After becoming an instrument instructor, I took a student/friend on a business trip that I had headed to Buffalo, NY. It was an IFR morning, so I flew left seat on the way to Buffalo. We landed at the non towered airport south of the Buffalo Niagara International airport. After I finished with the business I had to take care of, the weather had cleared up and I suggested that he fly left seat on the way back to AGC. We took off VFR with no flight plan intending to fly direct to AGC, a heading of southwest. I was enjoying the ride and the scenery of western New York. The Piper Archer had a Loran. After about 15 minutes, I put AGC into the Loran and got the distance. After one minute, the distance was a mile further away, not closer. I realized that we were not on the course for AGC. I quickly looked at the heading indicator and compass. They didn’t agree.
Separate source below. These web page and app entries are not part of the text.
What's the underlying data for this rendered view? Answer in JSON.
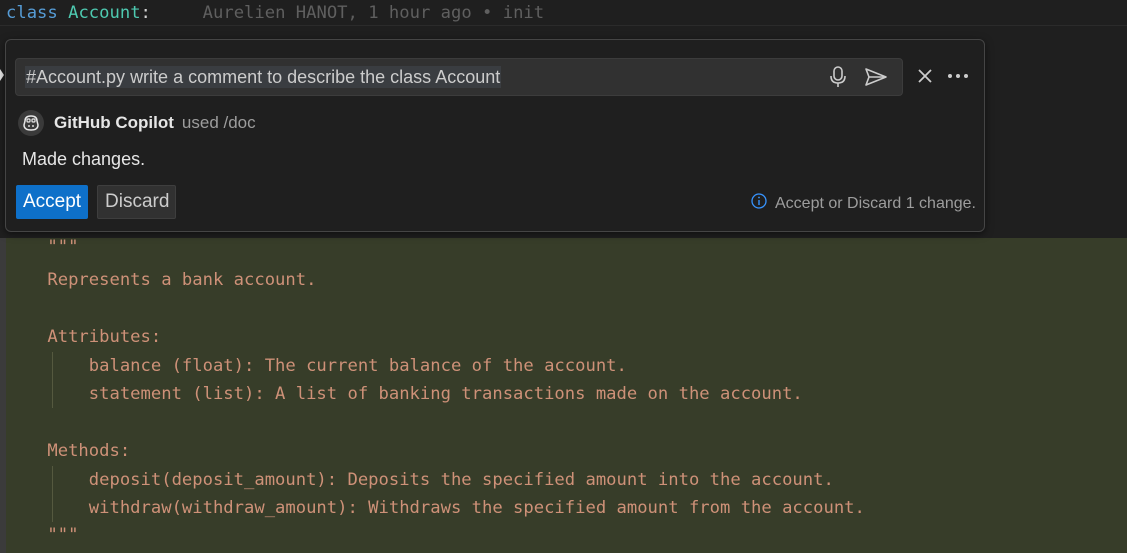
{
  "editor": {
    "class_keyword": "class",
    "class_name": "Account",
    "class_colon": ":",
    "blame": "Aurelien HANOT, 1 hour ago • init",
    "doc_lines": [
      "    \"\"\"",
      "    Represents a bank account.",
      "",
      "    Attributes:",
      "        balance (float): The current balance of the account.",
      "        statement (list): A list of banking transactions made on the account.",
      "",
      "    Methods:",
      "        deposit(deposit_amount): Deposits the specified amount into the account.",
      "        withdraw(withdraw_amount): Withdraws the specified amount from the account.",
      "    \"\"\""
    ]
  },
  "chat": {
    "prompt": "#Account.py write a comment to describe the class Account",
    "agent_name": "GitHub Copilot",
    "agent_used": "used /doc",
    "message": "Made changes.",
    "accept_label": "Accept",
    "discard_label": "Discard",
    "hint": "Accept or Discard 1 change.",
    "icons": [
      "microphone-icon",
      "send-icon",
      "close-icon",
      "more-icon",
      "copilot-icon",
      "info-icon"
    ]
  },
  "colors": {
    "keyword": "#569cd6",
    "class_name": "#4ec9b0",
    "docstring": "#ce9178",
    "diff_background": "#373d29",
    "accept_button": "#0e70c9"
  }
}
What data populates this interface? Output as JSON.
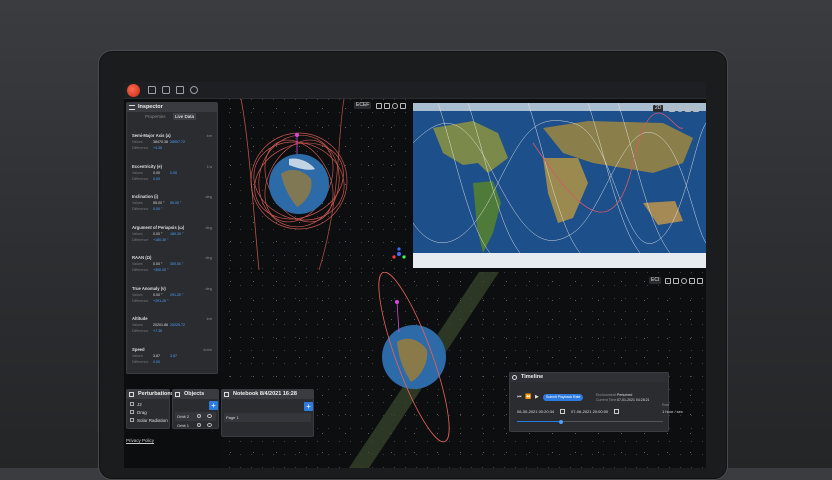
{
  "inspector": {
    "title": "Inspector",
    "tabs": [
      "Properties",
      "Live Data"
    ],
    "properties": [
      {
        "label": "Semi-Major Axis (a)",
        "unit": "km",
        "values_label": "Values",
        "values": "38470.38",
        "values2": "38907.72",
        "diff_label": "Difference",
        "diff": "+4.36"
      },
      {
        "label": "Eccentricity (e)",
        "unit": "1/a",
        "values_label": "Values",
        "values": "0.00",
        "values2": "0.00",
        "diff_label": "Difference",
        "diff": "0.00"
      },
      {
        "label": "Inclination (i)",
        "unit": "deg",
        "values_label": "Values",
        "values": "55.00 °",
        "values2": "55.00 °",
        "diff_label": "Difference",
        "diff": "0.00 °"
      },
      {
        "label": "Argument of Periapsis (ω)",
        "unit": "deg",
        "values_label": "Values",
        "values": "0.00 °",
        "values2": "180.30 °",
        "diff_label": "Difference",
        "diff": "+180.30 °"
      },
      {
        "label": "RAAN (Ω)",
        "unit": "deg",
        "values_label": "Values",
        "values": "0.00 °",
        "values2": "300.00 °",
        "diff_label": "Difference",
        "diff": "+300.00 °"
      },
      {
        "label": "True Anomaly (ν)",
        "unit": "deg",
        "values_label": "Values",
        "values": "0.00 °",
        "values2": "291.20 °",
        "diff_label": "Difference",
        "diff": "+291.20 °"
      },
      {
        "label": "Altitude",
        "unit": "km",
        "values_label": "Values",
        "values": "20201.86",
        "values2": "20229.72",
        "diff_label": "Difference",
        "diff": "+7.36"
      },
      {
        "label": "Speed",
        "unit": "km/s",
        "values_label": "Values",
        "values": "3.87",
        "values2": "3.87",
        "diff_label": "Difference",
        "diff": "0.00"
      }
    ]
  },
  "views": {
    "view1_frame": "ECEF",
    "map_mode": "2D",
    "view3_frame": "ECI"
  },
  "perturbations": {
    "title": "Perturbations",
    "items": [
      "J2",
      "Drag",
      "Solar Radiation"
    ]
  },
  "objects": {
    "title": "Objects",
    "items": [
      "Orbit 2",
      "Orbit 1"
    ]
  },
  "notebook": {
    "title": "Notebook 8/4/2021 16:28",
    "page": "Page 1"
  },
  "timeline": {
    "title": "Timeline",
    "submit": "Submit Playback Rate",
    "env_label": "Environment:",
    "env_value": "Perturbed",
    "current_label": "Current Time:",
    "current_value": "07-01-2021 04:28:21",
    "start": "06-30-2021 00:20:34",
    "end": "07-06-2021 20:00:00",
    "rate_label": "Rate",
    "rate": "1 hour / sec",
    "progress": 0.3
  },
  "footer": {
    "privacy": "Privacy Policy"
  },
  "colors": {
    "accent": "#2d7be0",
    "orbit": "#e8645a",
    "magenta": "#d04bd8",
    "ground_track": "#e8e8e8"
  }
}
I asked Tom, “Wasn’t there a large lake (Lake Erie) on our left side when we flew up here this morning?” He said, “Yes, Lake Erie.” I replied, “Have you seen a lake since we took off?” “Nope.” What had happened was the directional gyro was not reset to the compass heading before we departed. So looking at the DG it would seem that we were heading southwest, but we were heading more southeast, and moving farther away from our intended goal. It was a nice afternoon and we had plenty of fuel, so the problem turned into a lesson: Where exactly are we? I asked Tom if he could figure out where we were. I helped him a little by getting the radials from two VOR’s and showing him how the lines crossed to show exactly where we were. It was easy to plot a course to AGC after that.
If we had been on an IFR flight, or even getting flight following from ATC, they would have quizzed us about our heading shortly after departure or even in route. It took us a few minutes longer to get back to AGC, but at least it was a nice day, and an error turned into a lesson on navigation and lost procedures.
Arizona is a great place to fly, and your ARIZONA PILOTS ASSOCIATION has a safety seminar somewhere in the State every month. Why not navigate to a WINGS safety seminar in your area, or fly to one somewhere else in Arizona? And, don’t forget to “Bring Your Wingman.”